── PROVIDED DATA

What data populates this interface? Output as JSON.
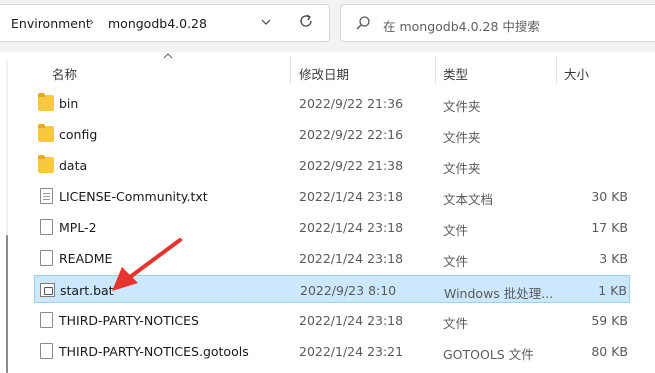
{
  "address_bar": {
    "crumbs": [
      "Environment",
      "mongodb4.0.28"
    ],
    "separator": "›",
    "dropdown_icon": "chevron-down-icon",
    "refresh_icon": "refresh-icon"
  },
  "search": {
    "placeholder": "在 mongodb4.0.28 中搜索",
    "icon": "search-icon"
  },
  "columns": {
    "name": "名称",
    "date": "修改日期",
    "type": "类型",
    "size": "大小"
  },
  "files": [
    {
      "name": "bin",
      "date": "2022/9/22 21:36",
      "type": "文件夹",
      "size": "",
      "icon": "folder-icon"
    },
    {
      "name": "config",
      "date": "2022/9/22 22:16",
      "type": "文件夹",
      "size": "",
      "icon": "folder-icon"
    },
    {
      "name": "data",
      "date": "2022/9/22 21:38",
      "type": "文件夹",
      "size": "",
      "icon": "folder-icon"
    },
    {
      "name": "LICENSE-Community.txt",
      "date": "2022/1/24 23:18",
      "type": "文本文档",
      "size": "30 KB",
      "icon": "text-file-icon"
    },
    {
      "name": "MPL-2",
      "date": "2022/1/24 23:18",
      "type": "文件",
      "size": "17 KB",
      "icon": "file-icon"
    },
    {
      "name": "README",
      "date": "2022/1/24 23:18",
      "type": "文件",
      "size": "3 KB",
      "icon": "file-icon"
    },
    {
      "name": "start.bat",
      "date": "2022/9/23 8:10",
      "type": "Windows 批处理...",
      "size": "1 KB",
      "icon": "batch-file-icon",
      "selected": true
    },
    {
      "name": "THIRD-PARTY-NOTICES",
      "date": "2022/1/24 23:18",
      "type": "文件",
      "size": "59 KB",
      "icon": "file-icon"
    },
    {
      "name": "THIRD-PARTY-NOTICES.gotools",
      "date": "2022/1/24 23:21",
      "type": "GOTOOLS 文件",
      "size": "80 KB",
      "icon": "file-icon"
    }
  ],
  "colors": {
    "selection_bg": "#cce8ff",
    "selection_border": "#99d1ff",
    "folder": "#f8c843",
    "annotation_arrow": "#e8342e"
  }
}
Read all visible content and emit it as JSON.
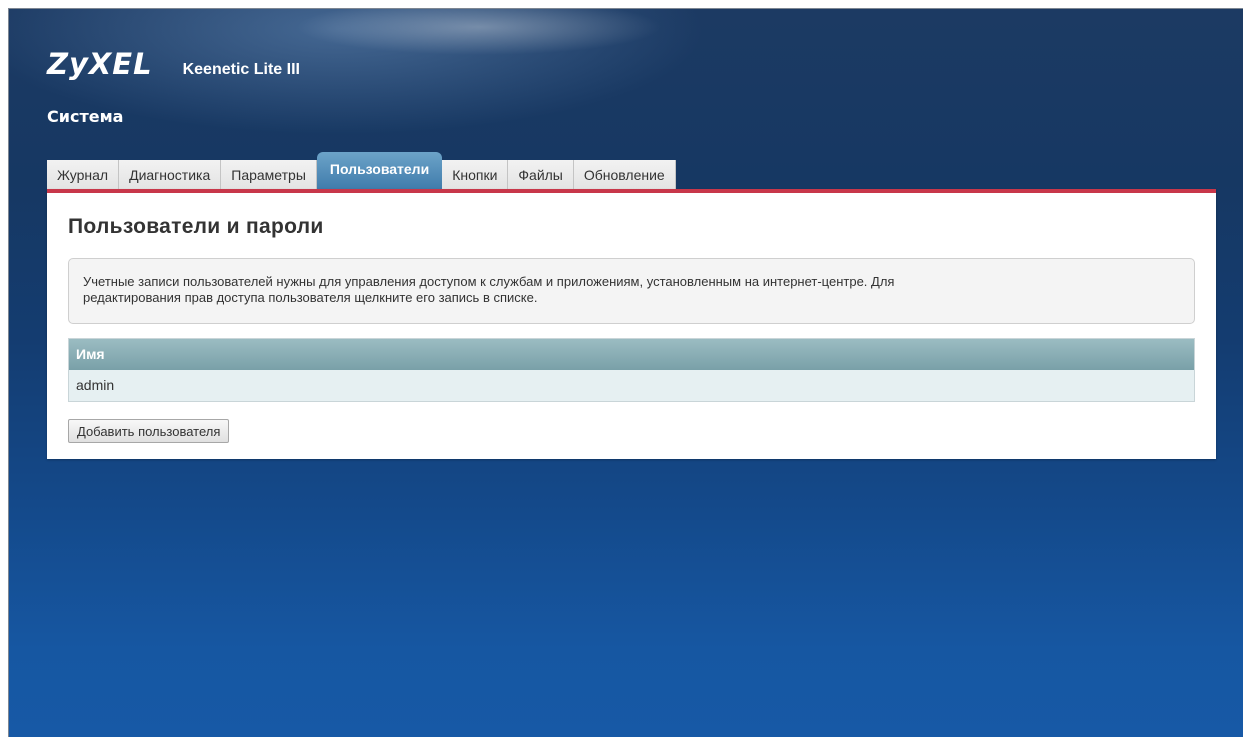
{
  "header": {
    "brand": "ZyXEL",
    "model": "Keenetic Lite III",
    "section_title": "Система"
  },
  "tabs": [
    {
      "label": "Журнал",
      "active": false
    },
    {
      "label": "Диагностика",
      "active": false
    },
    {
      "label": "Параметры",
      "active": false
    },
    {
      "label": "Пользователи",
      "active": true
    },
    {
      "label": "Кнопки",
      "active": false
    },
    {
      "label": "Файлы",
      "active": false
    },
    {
      "label": "Обновление",
      "active": false
    }
  ],
  "main": {
    "title": "Пользователи и пароли",
    "info_line1": "Учетные записи пользователей нужны для управления доступом к службам и приложениям, установленным на интернет-центре. Для",
    "info_line2": "редактирования прав доступа пользователя щелкните его запись в списке.",
    "table": {
      "headers": [
        "Имя"
      ],
      "rows": [
        [
          "admin"
        ]
      ]
    },
    "add_button_label": "Добавить пользователя"
  },
  "colors": {
    "tab_active": "#4f8ab6",
    "panel_accent": "#c8374a",
    "table_header": "#88aeb5",
    "background": "#14427c"
  }
}
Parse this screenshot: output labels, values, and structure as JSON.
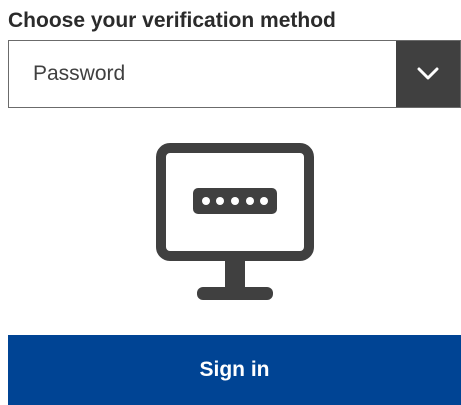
{
  "form": {
    "heading": "Choose your verification method",
    "method_select": {
      "selected": "Password",
      "arrow_icon": "chevron-down-icon"
    },
    "illustration_icon": "monitor-password-icon",
    "signin_label": "Sign in"
  },
  "colors": {
    "primary_button": "#004494",
    "select_arrow_bg": "#404040",
    "icon": "#404040"
  }
}
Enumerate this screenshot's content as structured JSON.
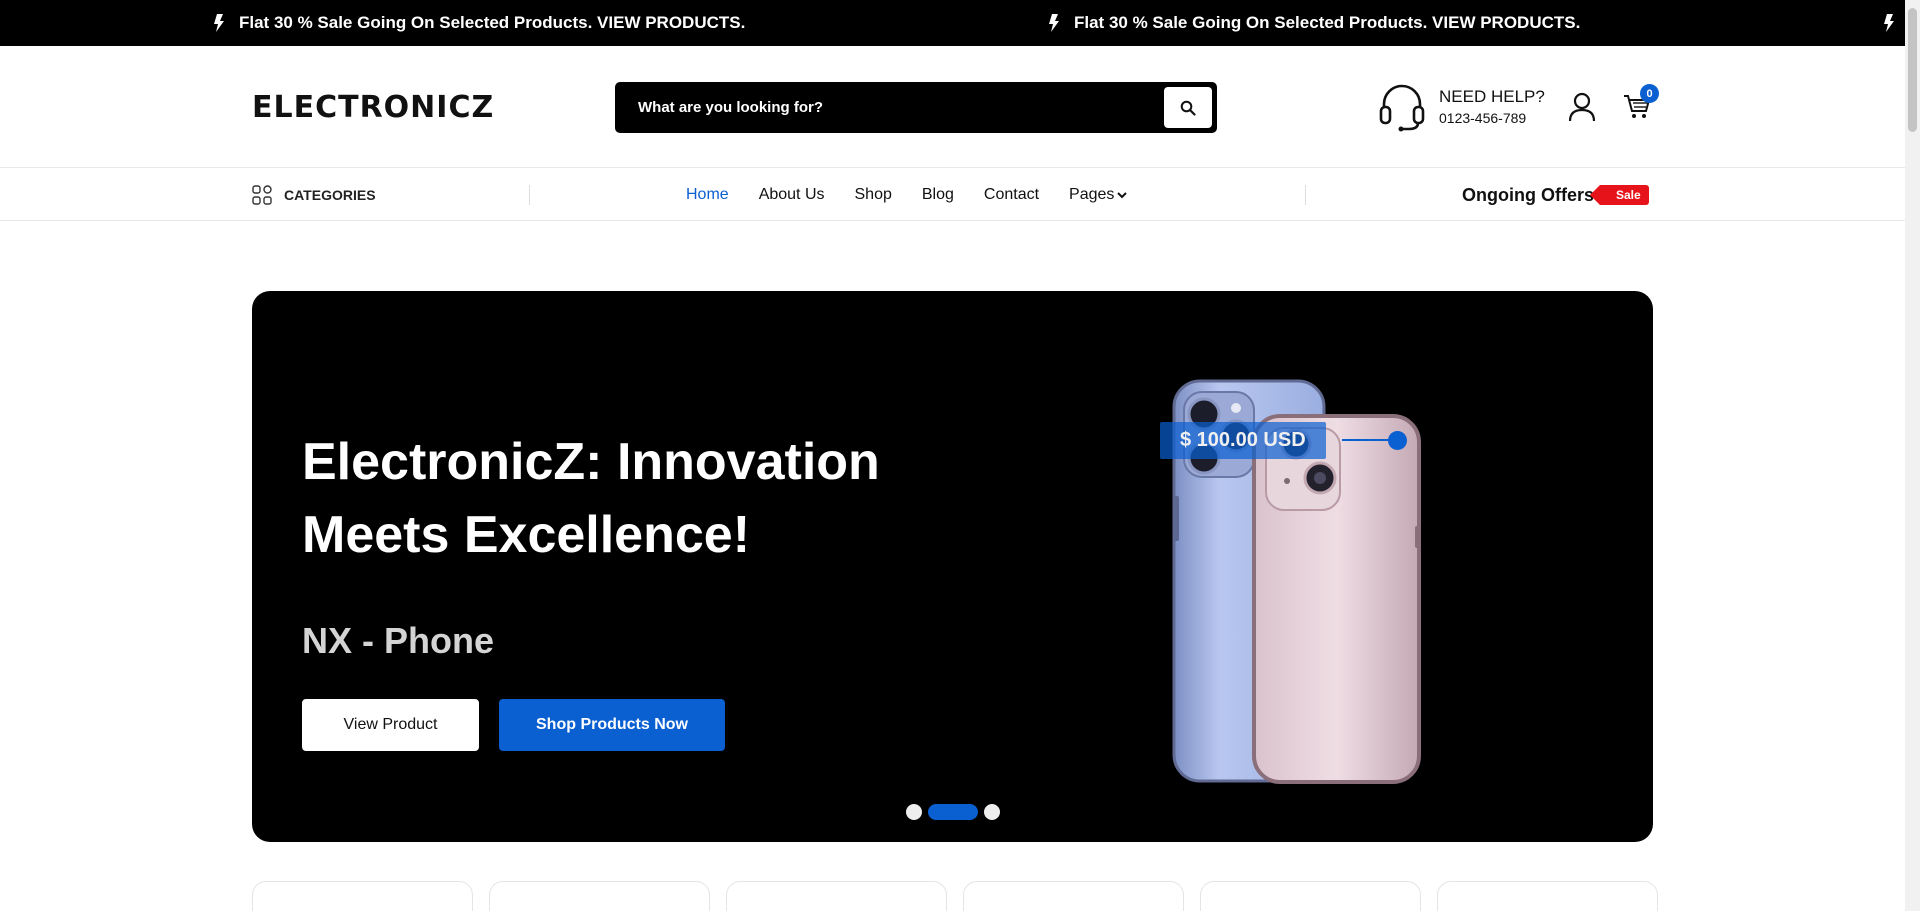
{
  "promo": {
    "messages": [
      "Flat 30 % Sale Going On Selected Products. VIEW PRODUCTS.",
      "Flat 30 % Sale Going On Selected Products. VIEW PRODUCTS."
    ]
  },
  "header": {
    "logo": "ELECTRONICZ",
    "search_placeholder": "What are you looking for?",
    "help_title": "NEED HELP?",
    "help_phone": "0123-456-789",
    "cart_count": "0"
  },
  "nav": {
    "categories_label": "CATEGORIES",
    "menu": [
      "Home",
      "About Us",
      "Shop",
      "Blog",
      "Contact",
      "Pages"
    ],
    "active_item": "Home",
    "offers_label": "Ongoing Offers",
    "offers_badge": "Sale"
  },
  "hero": {
    "title": "ElectronicZ: Innovation Meets Excellence!",
    "subtitle": "NX - Phone",
    "view_button": "View Product",
    "shop_button": "Shop Products Now",
    "price": "$ 100.00 USD",
    "slides": 3,
    "active_slide": 2
  },
  "colors": {
    "accent": "#0a5fd1",
    "sale": "#e6141a",
    "promo_bg": "#000000",
    "hero_bg": "#000000"
  },
  "icons": [
    "bolt-icon",
    "search-icon",
    "headset-icon",
    "user-icon",
    "cart-icon",
    "grid-icon",
    "chevron-down-icon"
  ]
}
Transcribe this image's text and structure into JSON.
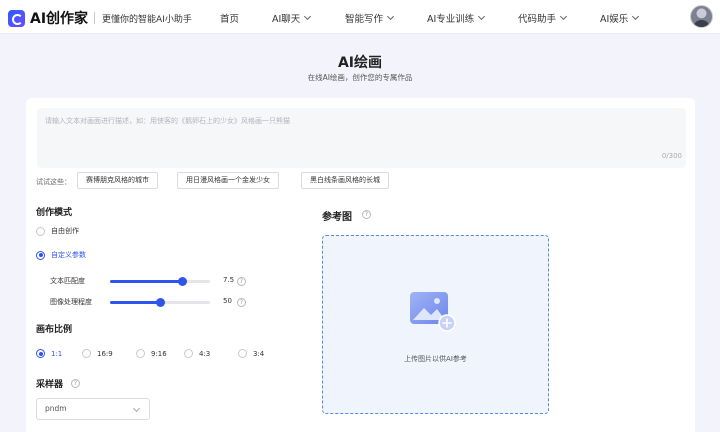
{
  "header": {
    "logo_title": "AI创作家",
    "slogan": "更懂你的智能AI小助手",
    "nav": [
      {
        "label": "首页",
        "has_dropdown": false
      },
      {
        "label": "AI聊天",
        "has_dropdown": true
      },
      {
        "label": "智能写作",
        "has_dropdown": true
      },
      {
        "label": "AI专业训练",
        "has_dropdown": true
      },
      {
        "label": "代码助手",
        "has_dropdown": true
      },
      {
        "label": "AI娱乐",
        "has_dropdown": true
      }
    ]
  },
  "page": {
    "title": "AI绘画",
    "subtitle": "在线AI绘画，创作您的专属作品"
  },
  "prompt": {
    "placeholder": "请输入文本对画面进行描述，如：用侠客的《鹅卵石上的少女》风格画一只熊猫",
    "char_count": "0/300"
  },
  "try": {
    "label": "试试这些：",
    "chips": [
      "赛博朋克风格的城市",
      "用日漫风格画一个金发少女",
      "黑白线条画风格的长城"
    ]
  },
  "mode": {
    "title": "创作模式",
    "options": [
      {
        "label": "自由创作",
        "selected": false
      },
      {
        "label": "自定义参数",
        "selected": true
      }
    ]
  },
  "sliders": [
    {
      "label": "文本匹配度",
      "value": "7.5",
      "fraction": 0.72
    },
    {
      "label": "图像处理程度",
      "value": "50",
      "fraction": 0.5
    }
  ],
  "ratio": {
    "title": "画布比例",
    "options": [
      {
        "label": "1:1",
        "selected": true
      },
      {
        "label": "16:9",
        "selected": false
      },
      {
        "label": "9:16",
        "selected": false
      },
      {
        "label": "4:3",
        "selected": false
      },
      {
        "label": "3:4",
        "selected": false
      }
    ]
  },
  "sampler": {
    "title": "采样器",
    "value": "pndm"
  },
  "reference": {
    "title": "参考图",
    "upload_text": "上传图片以供AI参考"
  },
  "colors": {
    "accent": "#2f54eb",
    "upload_border": "#4d8be6",
    "page_bg": "#f3f4fb"
  }
}
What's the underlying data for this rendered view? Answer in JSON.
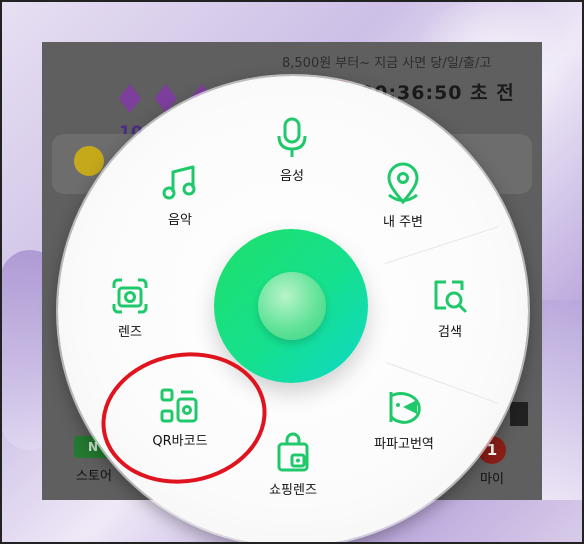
{
  "background_page": {
    "promo_time": "10시종료",
    "deal_text": "8,500원 부터~ 지금 사면 당/일/출/고",
    "countdown": "00:36:50 초 전"
  },
  "bottom_nav": {
    "store_icon_text": "N",
    "store_label": "스토어",
    "my_badge": "1",
    "my_label": "마이"
  },
  "radial_menu": {
    "items": [
      {
        "label": "음성",
        "icon": "microphone-icon"
      },
      {
        "label": "내 주변",
        "icon": "location-pin-icon"
      },
      {
        "label": "검색",
        "icon": "image-search-icon"
      },
      {
        "label": "파파고번역",
        "icon": "papago-translate-icon"
      },
      {
        "label": "쇼핑렌즈",
        "icon": "shopping-bag-lens-icon"
      },
      {
        "label": "QR바코드",
        "icon": "qr-barcode-icon"
      },
      {
        "label": "렌즈",
        "icon": "lens-camera-icon"
      },
      {
        "label": "음악",
        "icon": "music-note-icon"
      }
    ]
  },
  "colors": {
    "accent_green": "#1fc96a",
    "highlight_red": "#e0141e"
  }
}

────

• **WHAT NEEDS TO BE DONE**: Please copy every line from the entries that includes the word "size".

• **WORKED SOLUTION**:
    "size": "大小"
      "size": "",
      "size": "",
      "size": "",
      "size": "30 KB",
      "size": "17 KB",
      "size": "3 KB",
      "size": "1 KB",
      "size": "59 KB",
      "size": "80 KB",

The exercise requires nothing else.